## Assignment
Return the lines below that contain "JSON".

## Input data
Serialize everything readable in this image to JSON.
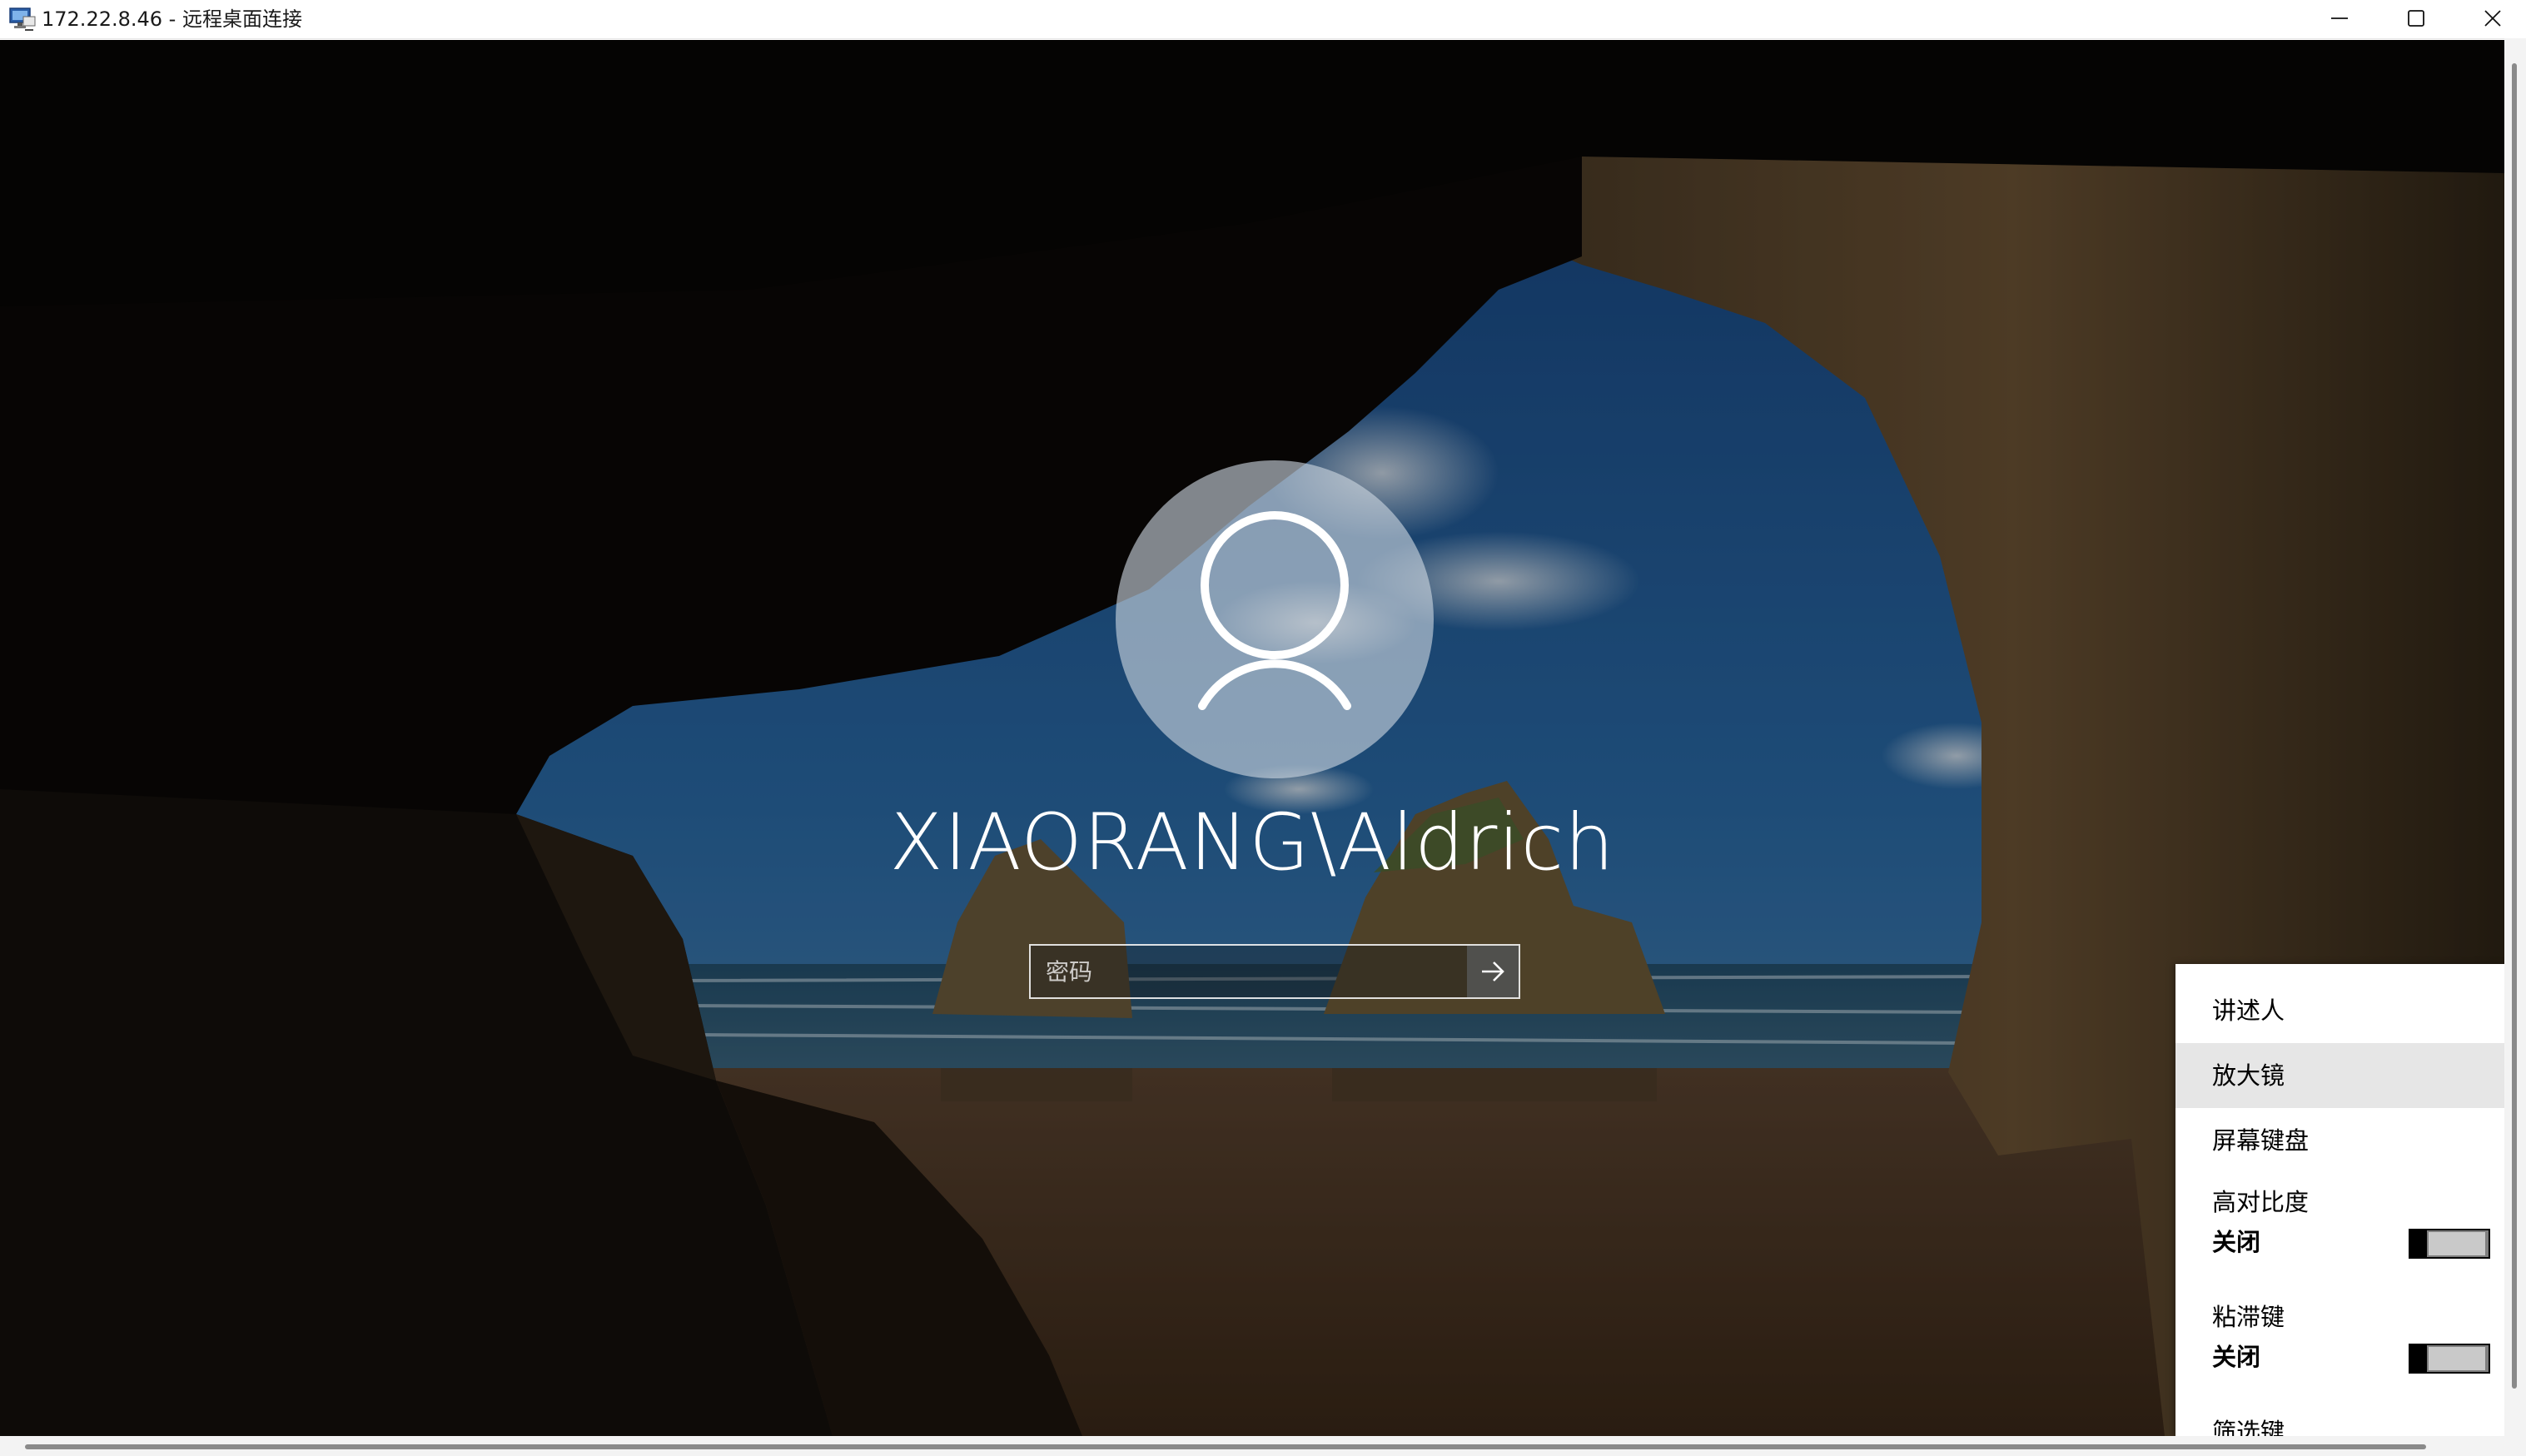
{
  "window": {
    "title": "172.22.8.46 - 远程桌面连接",
    "icon": "remote-desktop-icon",
    "controls": [
      "minimize-icon",
      "maximize-icon",
      "close-icon"
    ]
  },
  "lock_screen": {
    "avatar_icon": "user-icon",
    "username": "XIAORANG\\Aldrich",
    "password": {
      "placeholder": "密码",
      "value": ""
    },
    "submit_icon": "arrow-right-icon"
  },
  "ease_of_access_menu": {
    "narrator": "讲述人",
    "magnifier": "放大镜",
    "on_screen_keyboard": "屏幕键盘",
    "high_contrast": {
      "label": "高对比度",
      "state": "关闭",
      "on": false
    },
    "sticky_keys": {
      "label": "粘滞键",
      "state": "关闭",
      "on": false
    },
    "filter_keys": {
      "label": "筛选键"
    }
  },
  "colors": {
    "titlebar": "#ffffff",
    "menu_background": "#ffffff",
    "menu_hover": "#e6e6e6",
    "toggle_off": "#c9c9c9"
  }
}
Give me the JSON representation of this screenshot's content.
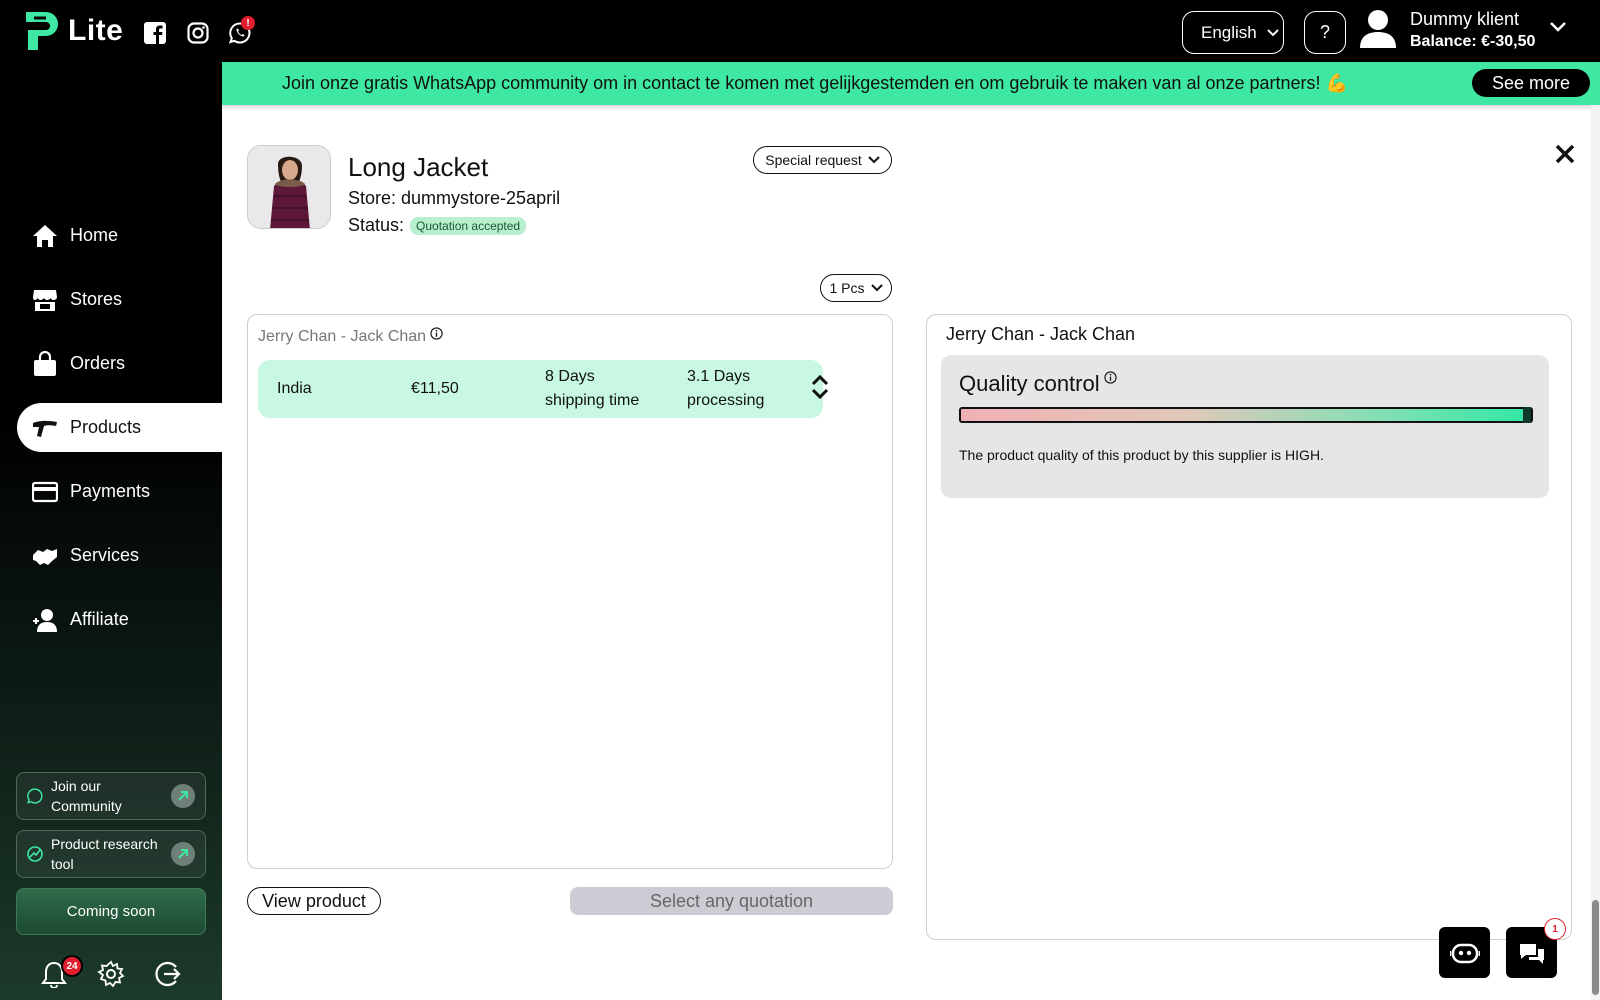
{
  "app": {
    "logo_text": "Lite"
  },
  "header": {
    "language": "English",
    "help": "?",
    "user_name": "Dummy klient",
    "user_balance": "Balance: €-30,50",
    "whatsapp_badge": "!"
  },
  "banner": {
    "text": "Join onze gratis WhatsApp community om in contact te komen met gelijkgestemden en om gebruik te maken van al onze partners! 💪",
    "button": "See more"
  },
  "sidebar": {
    "items": [
      {
        "label": "Home",
        "icon": "home-icon"
      },
      {
        "label": "Stores",
        "icon": "store-icon"
      },
      {
        "label": "Orders",
        "icon": "bag-icon"
      },
      {
        "label": "Products",
        "icon": "products-icon",
        "active": true
      },
      {
        "label": "Payments",
        "icon": "card-icon"
      },
      {
        "label": "Services",
        "icon": "handshake-icon"
      },
      {
        "label": "Affiliate",
        "icon": "add-user-icon"
      }
    ],
    "community": "Join our Community",
    "research": "Product research tool",
    "coming_soon": "Coming soon",
    "notifications_count": "24"
  },
  "product": {
    "title": "Long Jacket",
    "store": "Store: dummystore-25april",
    "status_label": "Status:",
    "status": "Quotation accepted",
    "special_request": "Special request",
    "quantity": "1 Pcs"
  },
  "quotation": {
    "supplier": "Jerry Chan - Jack Chan",
    "country": "India",
    "price": "€11,50",
    "shipping_1": "8 Days",
    "shipping_2": "shipping time",
    "processing_1": "3.1 Days",
    "processing_2": "processing"
  },
  "quality": {
    "supplier": "Jerry Chan - Jack Chan",
    "title": "Quality control",
    "level": 1.0,
    "text": "The product quality of this product by this supplier is HIGH."
  },
  "actions": {
    "view_product": "View product",
    "select_quotation": "Select any quotation"
  },
  "chat": {
    "badge": "1"
  },
  "colors": {
    "accent": "#3ee8a2",
    "row": "#c8f8e2",
    "status_badge": "#b8efcc"
  }
}
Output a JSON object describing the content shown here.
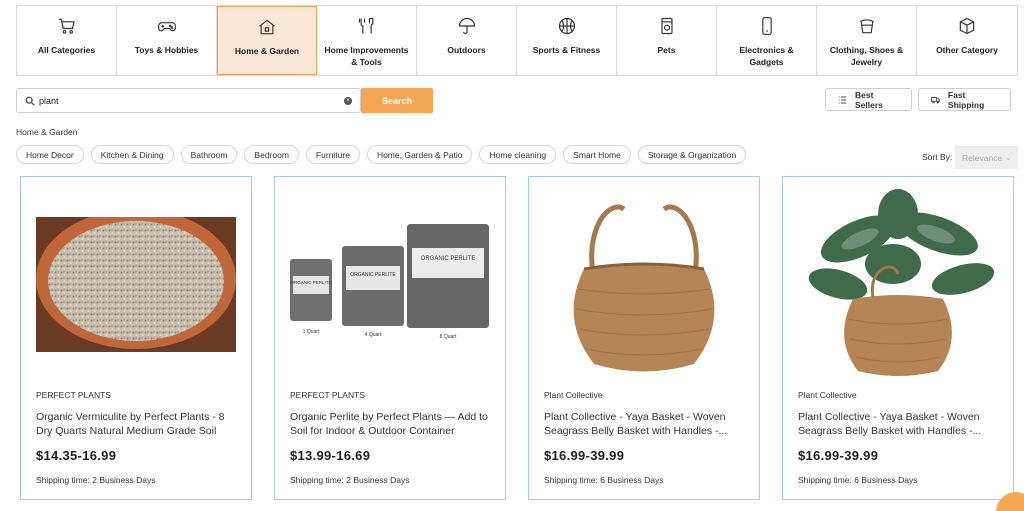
{
  "categories": [
    {
      "label": "All Categories",
      "icon": "cart-icon"
    },
    {
      "label": "Toys & Hobbies",
      "icon": "gamepad-icon"
    },
    {
      "label": "Home & Garden",
      "icon": "house-icon",
      "active": true
    },
    {
      "label": "Home Improvements & Tools",
      "icon": "tools-icon"
    },
    {
      "label": "Outdoors",
      "icon": "umbrella-icon"
    },
    {
      "label": "Sports & Fitness",
      "icon": "basketball-icon"
    },
    {
      "label": "Pets",
      "icon": "pet-food-icon"
    },
    {
      "label": "Electronics & Gadgets",
      "icon": "phone-icon"
    },
    {
      "label": "Clothing, Shoes & Jewelry",
      "icon": "hat-icon"
    },
    {
      "label": "Other Category",
      "icon": "box-icon"
    }
  ],
  "search": {
    "value": "plant",
    "button_label": "Search"
  },
  "toolbar": {
    "best_sellers": "Best Sellers",
    "fast_shipping": "Fast Shipping"
  },
  "breadcrumb": "Home & Garden",
  "subcategories": [
    "Home Decor",
    "Kitchen & Dining",
    "Bathroom",
    "Bedroom",
    "Furniture",
    "Home, Garden & Patio",
    "Home cleaning",
    "Smart Home",
    "Storage & Organization"
  ],
  "sort": {
    "label": "Sort By:",
    "value": "Relevance"
  },
  "products": [
    {
      "brand": "PERFECT PLANTS",
      "title": "Organic Vermiculite by Perfect Plants - 8 Dry Quarts Natural Medium Grade Soil Additive...",
      "price": "$14.35-16.99",
      "shipping": "Shipping time: 2 Business Days",
      "image": "vermiculite-pot"
    },
    {
      "brand": "PERFECT PLANTS",
      "title": "Organic Perlite by Perfect Plants — Add to Soil for Indoor & Outdoor Container Plants...",
      "price": "$13.99-16.69",
      "shipping": "Shipping time: 2 Business Days",
      "image": "perlite-bags",
      "bag_labels": [
        "1 Quart",
        "4 Quart",
        "8 Quart"
      ],
      "bag_brand": "ORGANIC PERLITE"
    },
    {
      "brand": "Plant Collective",
      "title": "Plant Collective - Yaya Basket - Woven Seagrass Belly Basket with Handles -...",
      "price": "$16.99-39.99",
      "shipping": "Shipping time: 6 Business Days",
      "image": "woven-basket"
    },
    {
      "brand": "Plant Collective",
      "title": "Plant Collective - Yaya Basket - Woven Seagrass Belly Basket with Handles -...",
      "price": "$16.99-39.99",
      "shipping": "Shipping time: 6 Business Days",
      "image": "basket-with-plant"
    }
  ],
  "colors": {
    "accent": "#f4a652",
    "active_bg": "#fbe7d6",
    "card_border": "#a8cde8"
  }
}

## Response for this exercise
Serialize everything readable in this image to JSON.
Give me the JSON representation of this screenshot's content.
Output a JSON object describing the content shown here.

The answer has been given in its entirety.